**WORK INSTRUCTION:**
Please count the lines in the data below that hold the word "Cameron", and give only the number.

**MATERIAL FOR THIS TASK:**
»»

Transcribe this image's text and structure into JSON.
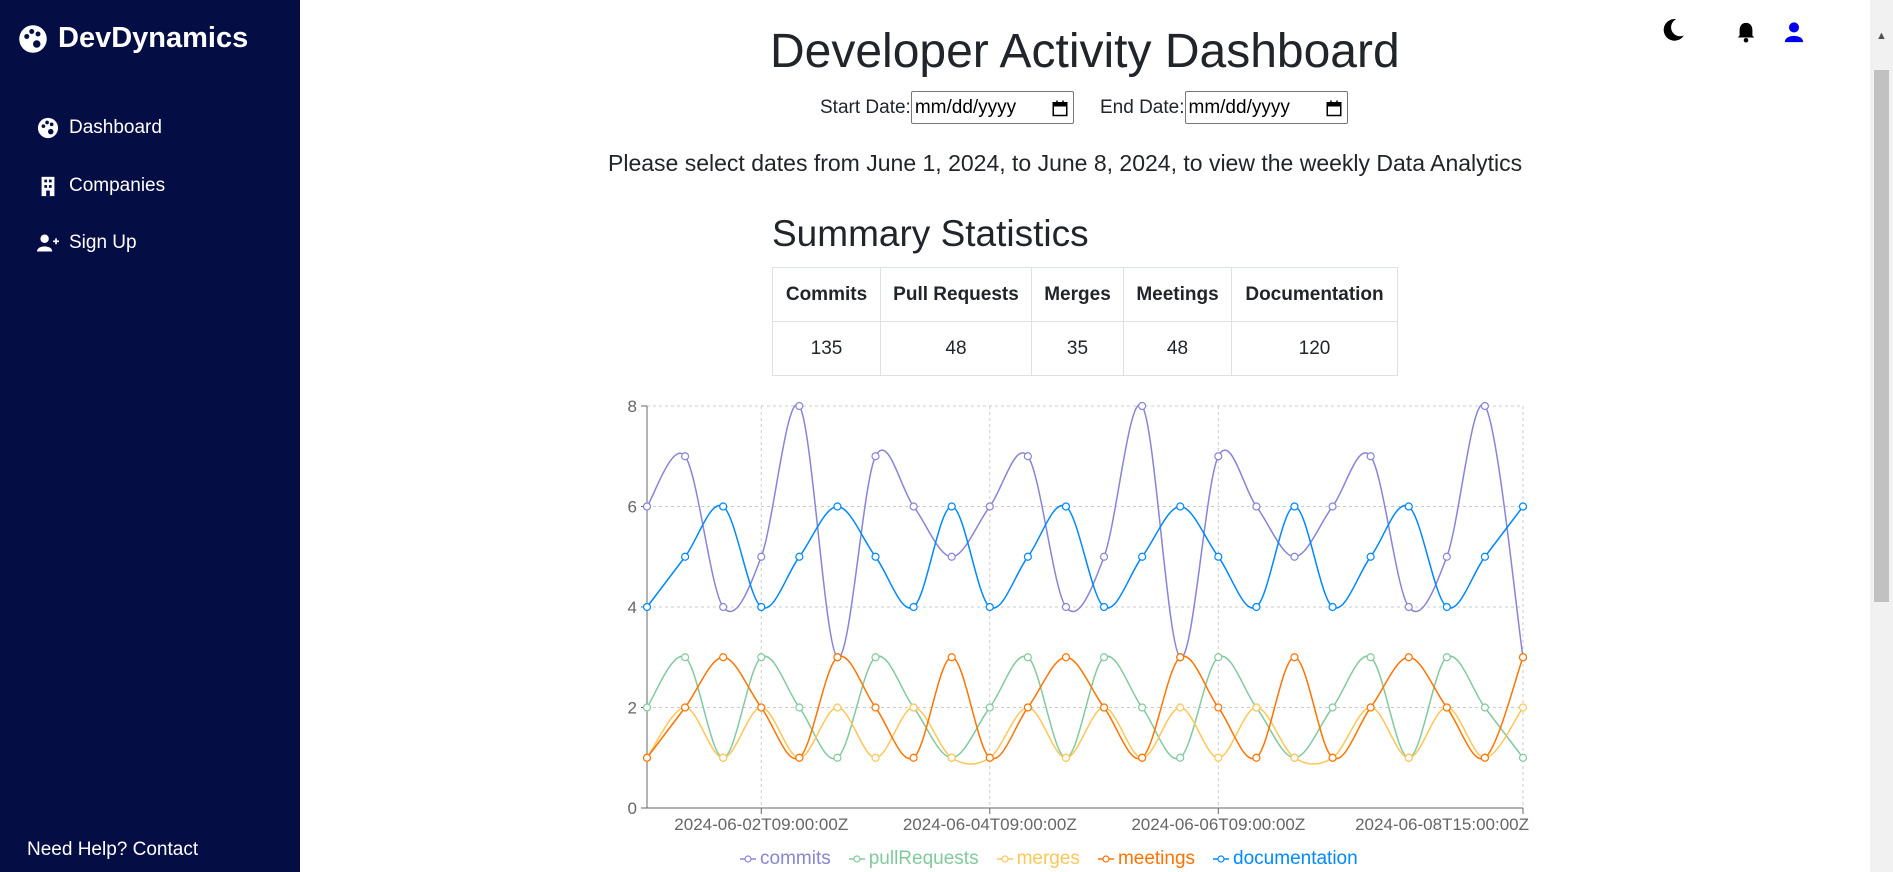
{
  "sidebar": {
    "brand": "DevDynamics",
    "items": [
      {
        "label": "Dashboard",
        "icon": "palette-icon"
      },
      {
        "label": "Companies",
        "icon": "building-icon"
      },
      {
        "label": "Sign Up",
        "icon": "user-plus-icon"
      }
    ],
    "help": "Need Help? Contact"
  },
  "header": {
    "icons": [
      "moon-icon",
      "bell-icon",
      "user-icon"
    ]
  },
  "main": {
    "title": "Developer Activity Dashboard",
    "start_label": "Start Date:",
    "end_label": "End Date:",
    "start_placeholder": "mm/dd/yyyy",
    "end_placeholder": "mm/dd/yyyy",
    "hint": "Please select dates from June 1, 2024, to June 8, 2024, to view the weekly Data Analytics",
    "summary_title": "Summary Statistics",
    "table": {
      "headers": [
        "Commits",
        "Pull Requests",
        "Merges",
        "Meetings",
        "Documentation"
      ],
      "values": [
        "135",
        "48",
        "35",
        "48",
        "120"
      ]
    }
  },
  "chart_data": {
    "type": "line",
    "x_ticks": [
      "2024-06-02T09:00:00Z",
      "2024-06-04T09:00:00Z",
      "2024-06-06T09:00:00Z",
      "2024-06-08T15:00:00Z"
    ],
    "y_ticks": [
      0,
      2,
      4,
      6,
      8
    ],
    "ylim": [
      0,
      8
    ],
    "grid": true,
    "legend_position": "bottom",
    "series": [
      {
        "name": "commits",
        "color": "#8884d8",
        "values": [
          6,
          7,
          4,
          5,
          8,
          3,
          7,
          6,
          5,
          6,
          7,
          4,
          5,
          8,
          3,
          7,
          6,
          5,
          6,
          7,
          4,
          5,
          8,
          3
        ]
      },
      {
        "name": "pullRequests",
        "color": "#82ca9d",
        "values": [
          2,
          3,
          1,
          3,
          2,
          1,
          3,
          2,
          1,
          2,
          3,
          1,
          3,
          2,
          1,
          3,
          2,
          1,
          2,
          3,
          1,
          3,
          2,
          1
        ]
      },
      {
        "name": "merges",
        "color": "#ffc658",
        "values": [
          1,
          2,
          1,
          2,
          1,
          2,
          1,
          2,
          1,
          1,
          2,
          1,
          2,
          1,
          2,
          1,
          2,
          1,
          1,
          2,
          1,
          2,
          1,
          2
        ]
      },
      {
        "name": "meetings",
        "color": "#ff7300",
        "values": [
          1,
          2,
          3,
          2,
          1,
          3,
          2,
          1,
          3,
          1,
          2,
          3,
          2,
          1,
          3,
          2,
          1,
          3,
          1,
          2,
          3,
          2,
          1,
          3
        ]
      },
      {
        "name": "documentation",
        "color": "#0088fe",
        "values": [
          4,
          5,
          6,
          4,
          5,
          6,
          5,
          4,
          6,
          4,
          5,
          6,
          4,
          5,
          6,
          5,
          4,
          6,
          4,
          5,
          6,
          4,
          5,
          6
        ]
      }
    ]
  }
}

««
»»

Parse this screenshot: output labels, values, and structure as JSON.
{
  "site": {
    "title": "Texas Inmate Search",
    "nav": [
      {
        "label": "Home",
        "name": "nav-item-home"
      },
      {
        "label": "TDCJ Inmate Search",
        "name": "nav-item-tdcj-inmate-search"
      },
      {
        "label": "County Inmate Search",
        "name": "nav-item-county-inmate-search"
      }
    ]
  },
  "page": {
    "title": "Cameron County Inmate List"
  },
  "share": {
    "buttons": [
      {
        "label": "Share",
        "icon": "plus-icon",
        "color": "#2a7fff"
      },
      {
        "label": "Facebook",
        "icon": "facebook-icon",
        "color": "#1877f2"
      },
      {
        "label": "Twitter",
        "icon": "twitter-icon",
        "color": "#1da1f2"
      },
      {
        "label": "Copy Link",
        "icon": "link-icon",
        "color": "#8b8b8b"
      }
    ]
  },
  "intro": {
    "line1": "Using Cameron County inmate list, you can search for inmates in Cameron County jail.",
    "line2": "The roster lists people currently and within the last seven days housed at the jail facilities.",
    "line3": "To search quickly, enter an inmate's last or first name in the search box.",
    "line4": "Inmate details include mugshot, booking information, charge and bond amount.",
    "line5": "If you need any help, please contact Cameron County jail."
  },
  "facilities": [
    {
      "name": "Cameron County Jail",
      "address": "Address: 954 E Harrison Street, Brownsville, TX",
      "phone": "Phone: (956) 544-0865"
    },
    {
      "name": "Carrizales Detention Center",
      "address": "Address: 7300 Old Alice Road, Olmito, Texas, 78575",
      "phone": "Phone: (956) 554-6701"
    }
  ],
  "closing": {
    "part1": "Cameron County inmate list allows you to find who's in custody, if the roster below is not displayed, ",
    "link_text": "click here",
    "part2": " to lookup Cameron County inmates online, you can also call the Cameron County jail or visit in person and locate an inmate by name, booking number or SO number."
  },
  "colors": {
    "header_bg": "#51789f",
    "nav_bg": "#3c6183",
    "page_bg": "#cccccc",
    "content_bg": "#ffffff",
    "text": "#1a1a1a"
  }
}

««

**FINAL ANSWER:**
6